Terry Pratchet Oh my favourite! created the discworld. Incredibly i n s a n e imagination. World is a flat disc. Four elephants carry it. Elephants stand on a giant turtle called A'Tuin, which just swims through the space to god knows where. Oh, and the gods, they dont have any idea too, they just live in a tall mountain at the disc's centre, continuosly at war with the ice giants or playing silly board games. The world has absurd but picturesque things like the rimfalls (disc-edge water falls), rimbow, inverted mountains, etc, etc

Douglas Adams Impossibility at his best. "HitchHiker's guide to the galaxy" is a must read for any one. The world cannot be described with words. You name any possible weird combination, it is there in his book. Three headed four legged heroes and incredibly powerful computers. There is nothing more weird than the impossibility drive or Restaurant mathematics.

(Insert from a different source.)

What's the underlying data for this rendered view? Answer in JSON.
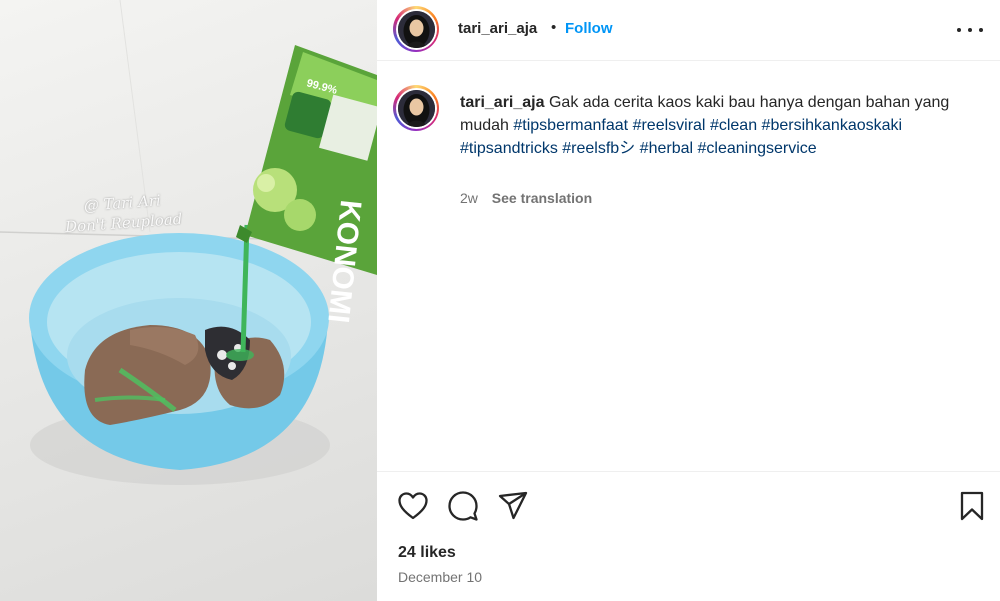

I think i wrote enough and more for the week. 😉 I can just go on about all these authors for pages. (Fear not, I have no such plans!). But I still thirst for more worlds….. complicated, stunning and complete.

Imagination has no limit. So is the number of weird and fantastic worlds hard science fiction writers can build up.

Had been on casual fiction hunting (which is my hobby, nowadays ), when I found this site: The Multiverse Database . The site has listed around 500 different planets found in science fiction. Each has been given a brief description and cites the Author, book, etc ( Related links can also be found there; Site is designed for IE, what a pity. )

Another writeup at wiki, also provides a good list of planets. Anyway, one of the planets caught my eye.

Rocheworld; found in a book by the same name by Robert L Forward; is worth mentioning because, it is a double planet. It consists of two orbs, both egg shaped, one larger than the other. The smaller one of them is covered by oceans and the other one is a desert. Intelligent life exists on this system and they are called flouwen. They have the form of thin membranes over the water surface and can change shapes at will. The reviews I read also point out that this is one of those rare books where humans and aliens work together in friendship and fight the enemy (nature).

Robert was a contemporary of authors like Asimov and Arthur C Clarke. He was a scientist himself and his bio page rather frightened me. His best known work is Dragon's egg which speaks of formation of life on a neutron star. Well, uggh!

The point is the beauty of hard science fiction. Outrageous ideas are made to look completely plausible. Hats off!!